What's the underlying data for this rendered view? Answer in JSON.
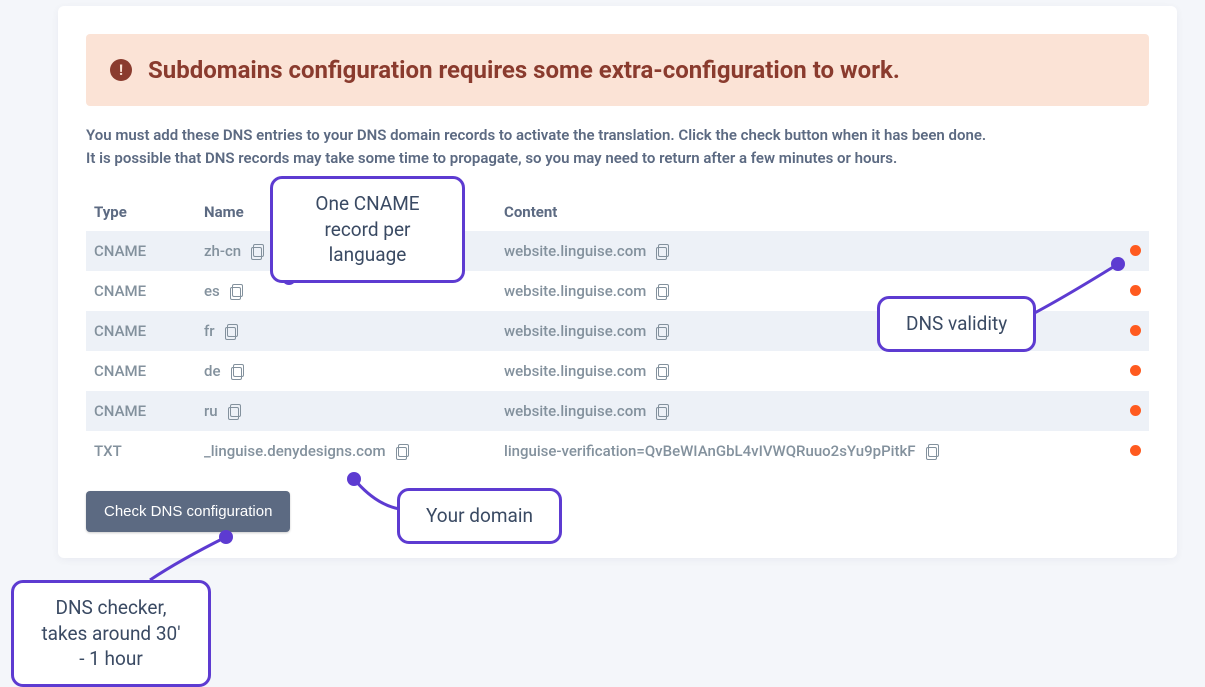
{
  "alert": {
    "title": "Subdomains configuration requires some extra-configuration to work."
  },
  "instructions": {
    "line1": "You must add these DNS entries to your DNS domain records to activate the translation. Click the check button when it has been done.",
    "line2": "It is possible that DNS records may take some time to propagate, so you may need to return after a few minutes or hours."
  },
  "table": {
    "headers": {
      "type": "Type",
      "name": "Name",
      "content": "Content"
    },
    "rows": [
      {
        "type": "CNAME",
        "name": "zh-cn",
        "content": "website.linguise.com"
      },
      {
        "type": "CNAME",
        "name": "es",
        "content": "website.linguise.com"
      },
      {
        "type": "CNAME",
        "name": "fr",
        "content": "website.linguise.com"
      },
      {
        "type": "CNAME",
        "name": "de",
        "content": "website.linguise.com"
      },
      {
        "type": "CNAME",
        "name": "ru",
        "content": "website.linguise.com"
      },
      {
        "type": "TXT",
        "name": "_linguise.denydesigns.com",
        "content": "linguise-verification=QvBeWIAnGbL4vIVWQRuuo2sYu9pPitkF"
      }
    ]
  },
  "button": {
    "check_dns": "Check DNS configuration"
  },
  "callouts": {
    "cname": "One CNAME record per language",
    "validity": "DNS validity",
    "domain": "Your domain",
    "checker": "DNS checker, takes around 30' - 1 hour"
  }
}
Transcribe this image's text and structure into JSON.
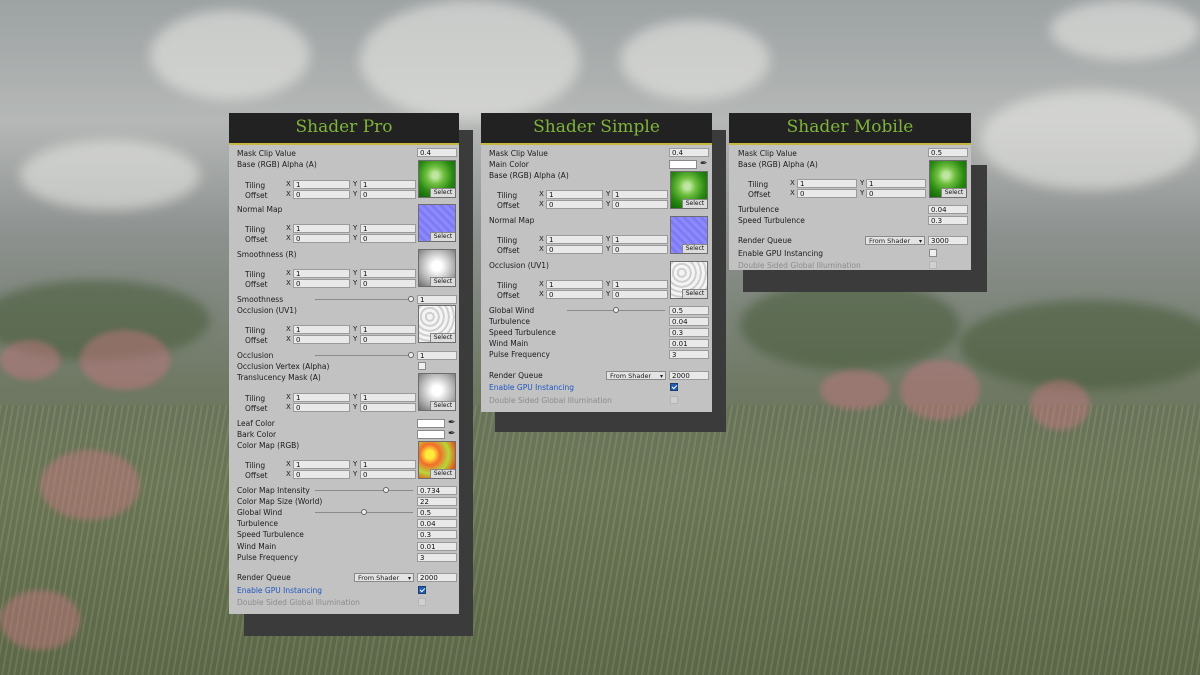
{
  "shared": {
    "tiling_label": "Tiling",
    "offset_label": "Offset",
    "x_axis": "X",
    "y_axis": "Y",
    "select_label": "Select",
    "render_queue_label": "Render Queue",
    "render_queue_option": "From Shader",
    "gpu_label": "Enable GPU Instancing",
    "dsgi_label": "Double Sided Global Illumination",
    "picker_icon": "eyedropper-icon",
    "checkbox_icon": "checkmark-icon"
  },
  "pro": {
    "title": "Shader Pro",
    "mask_clip_label": "Mask Clip Value",
    "mask_clip_value": "0.4",
    "base_label": "Base (RGB) Alpha (A)",
    "base_tiling": [
      "1",
      "1"
    ],
    "base_offset": [
      "0",
      "0"
    ],
    "normal_label": "Normal Map",
    "normal_tiling": [
      "1",
      "1"
    ],
    "normal_offset": [
      "0",
      "0"
    ],
    "smooth_tex_label": "Smoothness (R)",
    "smooth_tiling": [
      "1",
      "1"
    ],
    "smooth_offset": [
      "0",
      "0"
    ],
    "smoothness_label": "Smoothness",
    "smoothness_value": "1",
    "occ_tex_label": "Occlusion (UV1)",
    "occ_tiling": [
      "1",
      "1"
    ],
    "occ_offset": [
      "0",
      "0"
    ],
    "occlusion_label": "Occlusion",
    "occlusion_value": "1",
    "occ_vertex_label": "Occlusion Vertex (Alpha)",
    "transl_label": "Translucency Mask (A)",
    "transl_tiling": [
      "1",
      "1"
    ],
    "transl_offset": [
      "0",
      "0"
    ],
    "leaf_color_label": "Leaf Color",
    "bark_color_label": "Bark Color",
    "cmap_label": "Color Map (RGB)",
    "cmap_tiling": [
      "1",
      "1"
    ],
    "cmap_offset": [
      "0",
      "0"
    ],
    "cmap_intensity_label": "Color Map Intensity",
    "cmap_intensity_value": "0.734",
    "cmap_size_label": "Color Map Size (World)",
    "cmap_size_value": "22",
    "wind_label": "Global Wind",
    "wind_value": "0.5",
    "turb_label": "Turbulence",
    "turb_value": "0.04",
    "speed_turb_label": "Speed Turbulence",
    "speed_turb_value": "0.3",
    "wind_main_label": "Wind Main",
    "wind_main_value": "0.01",
    "pulse_label": "Pulse Frequency",
    "pulse_value": "3",
    "render_queue_value": "2000",
    "gpu_checked": true
  },
  "simple": {
    "title": "Shader Simple",
    "mask_clip_label": "Mask Clip Value",
    "mask_clip_value": "0.4",
    "main_color_label": "Main Color",
    "base_label": "Base (RGB) Alpha (A)",
    "base_tiling": [
      "1",
      "1"
    ],
    "base_offset": [
      "0",
      "0"
    ],
    "normal_label": "Normal Map",
    "normal_tiling": [
      "1",
      "1"
    ],
    "normal_offset": [
      "0",
      "0"
    ],
    "occ_tex_label": "Occlusion (UV1)",
    "occ_tiling": [
      "1",
      "1"
    ],
    "occ_offset": [
      "0",
      "0"
    ],
    "wind_label": "Global Wind",
    "wind_value": "0.5",
    "turb_label": "Turbulence",
    "turb_value": "0.04",
    "speed_turb_label": "Speed Turbulence",
    "speed_turb_value": "0.3",
    "wind_main_label": "Wind Main",
    "wind_main_value": "0.01",
    "pulse_label": "Pulse Frequency",
    "pulse_value": "3",
    "render_queue_value": "2000",
    "gpu_checked": true
  },
  "mobile": {
    "title": "Shader Mobile",
    "mask_clip_label": "Mask Clip Value",
    "mask_clip_value": "0.5",
    "base_label": "Base (RGB) Alpha (A)",
    "base_tiling": [
      "1",
      "1"
    ],
    "base_offset": [
      "0",
      "0"
    ],
    "turb_label": "Turbulence",
    "turb_value": "0.04",
    "speed_turb_label": "Speed Turbulence",
    "speed_turb_value": "0.3",
    "render_queue_value": "3000",
    "gpu_checked": false
  }
}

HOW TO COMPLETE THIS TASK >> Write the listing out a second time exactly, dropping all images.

THE COMPLETED TASK >>
What's the underlying data for this rendered view? Answer in JSON.
{
  "alert": {
    "title": "Subdomains configuration requires some extra-configuration to work."
  },
  "instructions": {
    "line1": "You must add these DNS entries to your DNS domain records to activate the translation. Click the check button when it has been done.",
    "line2": "It is possible that DNS records may take some time to propagate, so you may need to return after a few minutes or hours."
  },
  "table": {
    "headers": {
      "type": "Type",
      "name": "Name",
      "content": "Content"
    },
    "rows": [
      {
        "type": "CNAME",
        "name": "zh-cn",
        "content": "website.linguise.com"
      },
      {
        "type": "CNAME",
        "name": "es",
        "content": "website.linguise.com"
      },
      {
        "type": "CNAME",
        "name": "fr",
        "content": "website.linguise.com"
      },
      {
        "type": "CNAME",
        "name": "de",
        "content": "website.linguise.com"
      },
      {
        "type": "CNAME",
        "name": "ru",
        "content": "website.linguise.com"
      },
      {
        "type": "TXT",
        "name": "_linguise.denydesigns.com",
        "content": "linguise-verification=QvBeWIAnGbL4vIVWQRuuo2sYu9pPitkF"
      }
    ]
  },
  "button": {
    "check_dns": "Check DNS configuration"
  },
  "callouts": {
    "cname": "One CNAME record per language",
    "validity": "DNS validity",
    "domain": "Your domain",
    "checker": "DNS checker, takes around 30' - 1 hour"
  }
}
Transcribe this image's text and structure into JSON.
{
  "shared": {
    "tiling_label": "Tiling",
    "offset_label": "Offset",
    "x_axis": "X",
    "y_axis": "Y",
    "select_label": "Select",
    "render_queue_label": "Render Queue",
    "render_queue_option": "From Shader",
    "gpu_label": "Enable GPU Instancing",
    "dsgi_label": "Double Sided Global Illumination",
    "picker_icon": "eyedropper-icon",
    "checkbox_icon": "checkmark-icon"
  },
  "pro": {
    "title": "Shader Pro",
    "mask_clip_label": "Mask Clip Value",
    "mask_clip_value": "0.4",
    "base_label": "Base (RGB) Alpha (A)",
    "base_tiling": [
      "1",
      "1"
    ],
    "base_offset": [
      "0",
      "0"
    ],
    "normal_label": "Normal Map",
    "normal_tiling": [
      "1",
      "1"
    ],
    "normal_offset": [
      "0",
      "0"
    ],
    "smooth_tex_label": "Smoothness (R)",
    "smooth_tiling": [
      "1",
      "1"
    ],
    "smooth_offset": [
      "0",
      "0"
    ],
    "smoothness_label": "Smoothness",
    "smoothness_value": "1",
    "occ_tex_label": "Occlusion (UV1)",
    "occ_tiling": [
      "1",
      "1"
    ],
    "occ_offset": [
      "0",
      "0"
    ],
    "occlusion_label": "Occlusion",
    "occlusion_value": "1",
    "occ_vertex_label": "Occlusion Vertex (Alpha)",
    "transl_label": "Translucency Mask (A)",
    "transl_tiling": [
      "1",
      "1"
    ],
    "transl_offset": [
      "0",
      "0"
    ],
    "leaf_color_label": "Leaf Color",
    "bark_color_label": "Bark Color",
    "cmap_label": "Color Map (RGB)",
    "cmap_tiling": [
      "1",
      "1"
    ],
    "cmap_offset": [
      "0",
      "0"
    ],
    "cmap_intensity_label": "Color Map Intensity",
    "cmap_intensity_value": "0.734",
    "cmap_size_label": "Color Map Size (World)",
    "cmap_size_value": "22",
    "wind_label": "Global Wind",
    "wind_value": "0.5",
    "turb_label": "Turbulence",
    "turb_value": "0.04",
    "speed_turb_label": "Speed Turbulence",
    "speed_turb_value": "0.3",
    "wind_main_label": "Wind Main",
    "wind_main_value": "0.01",
    "pulse_label": "Pulse Frequency",
    "pulse_value": "3",
    "render_queue_value": "2000",
    "gpu_checked": true
  },
  "simple": {
    "title": "Shader Simple",
    "mask_clip_label": "Mask Clip Value",
    "mask_clip_value": "0.4",
    "main_color_label": "Main Color",
    "base_label": "Base (RGB) Alpha (A)",
    "base_tiling": [
      "1",
      "1"
    ],
    "base_offset": [
      "0",
      "0"
    ],
    "normal_label": "Normal Map",
    "normal_tiling": [
      "1",
      "1"
    ],
    "normal_offset": [
      "0",
      "0"
    ],
    "occ_tex_label": "Occlusion (UV1)",
    "occ_tiling": [
      "1",
      "1"
    ],
    "occ_offset": [
      "0",
      "0"
    ],
    "wind_label": "Global Wind",
    "wind_value": "0.5",
    "turb_label": "Turbulence",
    "turb_value": "0.04",
    "speed_turb_label": "Speed Turbulence",
    "speed_turb_value": "0.3",
    "wind_main_label": "Wind Main",
    "wind_main_value": "0.01",
    "pulse_label": "Pulse Frequency",
    "pulse_value": "3",
    "render_queue_value": "2000",
    "gpu_checked": true
  },
  "mobile": {
    "title": "Shader Mobile",
    "mask_clip_label": "Mask Clip Value",
    "mask_clip_value": "0.5",
    "base_label": "Base (RGB) Alpha (A)",
    "base_tiling": [
      "1",
      "1"
    ],
    "base_offset": [
      "0",
      "0"
    ],
    "turb_label": "Turbulence",
    "turb_value": "0.04",
    "speed_turb_label": "Speed Turbulence",
    "speed_turb_value": "0.3",
    "render_queue_value": "3000",
    "gpu_checked": false
  }
}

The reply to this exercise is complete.